* What to do: Word for word, copy all the data and drop the pictures.

* Excerpted data:
····················
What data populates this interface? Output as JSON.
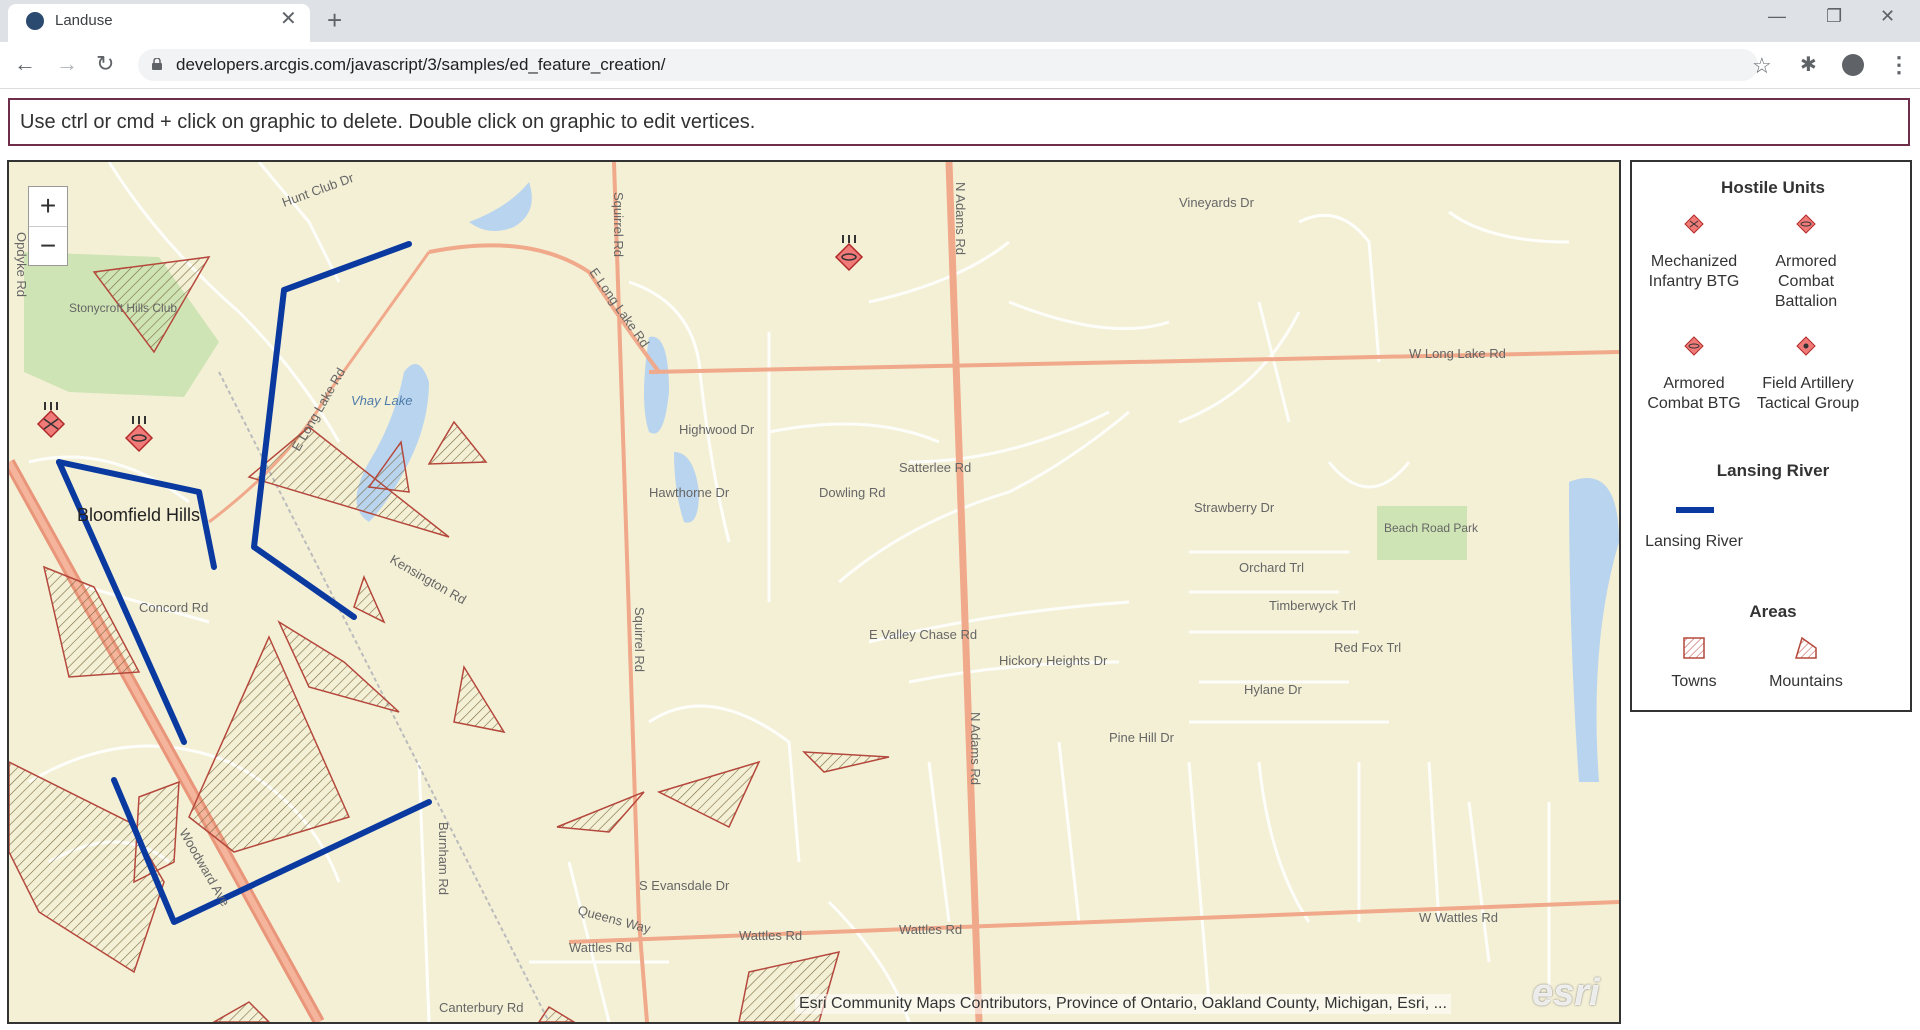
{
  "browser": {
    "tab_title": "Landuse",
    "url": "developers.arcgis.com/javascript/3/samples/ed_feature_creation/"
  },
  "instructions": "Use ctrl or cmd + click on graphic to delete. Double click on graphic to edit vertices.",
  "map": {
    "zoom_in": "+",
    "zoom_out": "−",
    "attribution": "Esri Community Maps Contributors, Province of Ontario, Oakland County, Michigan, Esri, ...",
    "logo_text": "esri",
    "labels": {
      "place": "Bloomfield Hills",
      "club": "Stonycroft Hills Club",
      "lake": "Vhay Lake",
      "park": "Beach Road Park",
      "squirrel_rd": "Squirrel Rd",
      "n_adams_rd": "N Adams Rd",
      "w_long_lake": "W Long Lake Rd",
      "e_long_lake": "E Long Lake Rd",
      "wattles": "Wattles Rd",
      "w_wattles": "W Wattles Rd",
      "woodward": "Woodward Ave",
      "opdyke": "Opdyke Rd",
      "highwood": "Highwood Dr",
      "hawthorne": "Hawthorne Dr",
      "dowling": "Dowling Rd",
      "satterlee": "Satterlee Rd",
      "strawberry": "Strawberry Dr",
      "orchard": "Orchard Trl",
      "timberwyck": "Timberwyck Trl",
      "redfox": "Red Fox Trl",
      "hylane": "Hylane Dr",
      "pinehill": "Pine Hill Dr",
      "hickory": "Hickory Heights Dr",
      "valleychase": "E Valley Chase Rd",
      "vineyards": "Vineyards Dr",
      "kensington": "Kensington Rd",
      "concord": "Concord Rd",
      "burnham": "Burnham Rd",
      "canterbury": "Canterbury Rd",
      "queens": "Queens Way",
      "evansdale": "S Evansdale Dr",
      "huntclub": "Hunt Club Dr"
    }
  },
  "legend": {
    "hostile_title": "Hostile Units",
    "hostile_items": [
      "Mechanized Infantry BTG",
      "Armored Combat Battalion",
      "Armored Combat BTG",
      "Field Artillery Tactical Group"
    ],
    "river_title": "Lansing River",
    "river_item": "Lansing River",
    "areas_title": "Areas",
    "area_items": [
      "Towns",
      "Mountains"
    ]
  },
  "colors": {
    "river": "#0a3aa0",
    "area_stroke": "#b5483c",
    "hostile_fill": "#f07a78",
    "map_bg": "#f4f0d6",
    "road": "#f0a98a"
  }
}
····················
* Exercise solution:
What data populates this interface? Output as JSON.
{
  "browser": {
    "tab_title": "Landuse",
    "url": "developers.arcgis.com/javascript/3/samples/ed_feature_creation/"
  },
  "instructions": "Use ctrl or cmd + click on graphic to delete. Double click on graphic to edit vertices.",
  "map": {
    "zoom_in": "+",
    "zoom_out": "−",
    "attribution": "Esri Community Maps Contributors, Province of Ontario, Oakland County, Michigan, Esri, ...",
    "logo_text": "esri",
    "labels": {
      "place": "Bloomfield Hills",
      "club": "Stonycroft Hills Club",
      "lake": "Vhay Lake",
      "park": "Beach Road Park",
      "squirrel_rd": "Squirrel Rd",
      "n_adams_rd": "N Adams Rd",
      "w_long_lake": "W Long Lake Rd",
      "e_long_lake": "E Long Lake Rd",
      "wattles": "Wattles Rd",
      "w_wattles": "W Wattles Rd",
      "woodward": "Woodward Ave",
      "opdyke": "Opdyke Rd",
      "highwood": "Highwood Dr",
      "hawthorne": "Hawthorne Dr",
      "dowling": "Dowling Rd",
      "satterlee": "Satterlee Rd",
      "strawberry": "Strawberry Dr",
      "orchard": "Orchard Trl",
      "timberwyck": "Timberwyck Trl",
      "redfox": "Red Fox Trl",
      "hylane": "Hylane Dr",
      "pinehill": "Pine Hill Dr",
      "hickory": "Hickory Heights Dr",
      "valleychase": "E Valley Chase Rd",
      "vineyards": "Vineyards Dr",
      "kensington": "Kensington Rd",
      "concord": "Concord Rd",
      "burnham": "Burnham Rd",
      "canterbury": "Canterbury Rd",
      "queens": "Queens Way",
      "evansdale": "S Evansdale Dr",
      "huntclub": "Hunt Club Dr"
    }
  },
  "legend": {
    "hostile_title": "Hostile Units",
    "hostile_items": [
      "Mechanized Infantry BTG",
      "Armored Combat Battalion",
      "Armored Combat BTG",
      "Field Artillery Tactical Group"
    ],
    "river_title": "Lansing River",
    "river_item": "Lansing River",
    "areas_title": "Areas",
    "area_items": [
      "Towns",
      "Mountains"
    ]
  },
  "colors": {
    "river": "#0a3aa0",
    "area_stroke": "#b5483c",
    "hostile_fill": "#f07a78",
    "map_bg": "#f4f0d6",
    "road": "#f0a98a"
  }
}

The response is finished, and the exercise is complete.